Check every line of the data for the word "value", and copy those that have it.

───── GIVEN RECORDS ─────

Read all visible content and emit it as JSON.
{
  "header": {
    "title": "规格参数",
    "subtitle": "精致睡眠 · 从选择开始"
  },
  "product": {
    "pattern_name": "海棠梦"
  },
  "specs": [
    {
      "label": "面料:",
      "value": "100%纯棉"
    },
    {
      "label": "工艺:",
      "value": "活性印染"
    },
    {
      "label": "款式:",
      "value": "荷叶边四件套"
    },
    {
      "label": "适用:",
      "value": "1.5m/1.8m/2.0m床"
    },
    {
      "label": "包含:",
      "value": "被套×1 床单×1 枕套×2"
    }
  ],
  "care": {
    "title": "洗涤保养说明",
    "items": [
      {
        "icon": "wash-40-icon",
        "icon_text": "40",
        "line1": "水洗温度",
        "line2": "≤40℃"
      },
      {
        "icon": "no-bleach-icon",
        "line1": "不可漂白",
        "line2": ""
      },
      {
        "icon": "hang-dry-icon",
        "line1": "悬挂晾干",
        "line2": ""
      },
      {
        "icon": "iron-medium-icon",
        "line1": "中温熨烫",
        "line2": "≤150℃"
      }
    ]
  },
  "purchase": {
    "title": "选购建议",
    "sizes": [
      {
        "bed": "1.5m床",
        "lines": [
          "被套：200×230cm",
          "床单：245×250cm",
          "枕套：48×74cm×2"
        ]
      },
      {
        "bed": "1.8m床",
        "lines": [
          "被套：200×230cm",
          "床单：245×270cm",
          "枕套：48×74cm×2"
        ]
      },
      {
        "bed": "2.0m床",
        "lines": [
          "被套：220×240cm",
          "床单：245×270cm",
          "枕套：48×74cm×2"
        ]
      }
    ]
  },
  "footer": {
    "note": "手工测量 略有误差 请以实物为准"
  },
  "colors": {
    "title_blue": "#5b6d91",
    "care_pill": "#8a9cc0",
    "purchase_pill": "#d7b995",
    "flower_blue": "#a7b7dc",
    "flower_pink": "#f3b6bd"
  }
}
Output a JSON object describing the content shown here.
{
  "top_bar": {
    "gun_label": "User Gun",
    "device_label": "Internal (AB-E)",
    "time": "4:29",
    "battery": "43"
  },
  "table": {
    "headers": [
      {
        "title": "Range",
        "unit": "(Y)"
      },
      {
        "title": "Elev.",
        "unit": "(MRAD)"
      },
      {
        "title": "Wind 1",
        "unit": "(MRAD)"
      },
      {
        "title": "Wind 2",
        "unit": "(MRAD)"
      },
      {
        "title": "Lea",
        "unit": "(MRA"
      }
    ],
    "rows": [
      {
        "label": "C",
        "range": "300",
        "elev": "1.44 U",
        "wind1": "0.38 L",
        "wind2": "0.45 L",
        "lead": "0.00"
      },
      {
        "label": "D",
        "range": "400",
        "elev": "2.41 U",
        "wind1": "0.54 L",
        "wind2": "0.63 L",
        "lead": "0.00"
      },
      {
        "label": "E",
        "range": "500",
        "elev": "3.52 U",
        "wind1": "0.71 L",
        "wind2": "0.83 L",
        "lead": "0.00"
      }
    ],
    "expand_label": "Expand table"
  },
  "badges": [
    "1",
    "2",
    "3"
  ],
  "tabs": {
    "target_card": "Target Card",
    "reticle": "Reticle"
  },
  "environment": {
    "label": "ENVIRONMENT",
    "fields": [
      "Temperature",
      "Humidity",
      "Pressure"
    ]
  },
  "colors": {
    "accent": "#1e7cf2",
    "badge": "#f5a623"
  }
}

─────

* EXERCISE OUTPUT *
      "value": "100%纯棉"
      "value": "活性印染"
      "value": "荷叶边四件套"
      "value": "1.5m/1.8m/2.0m床"
      "value": "被套×1 床单×1 枕套×2"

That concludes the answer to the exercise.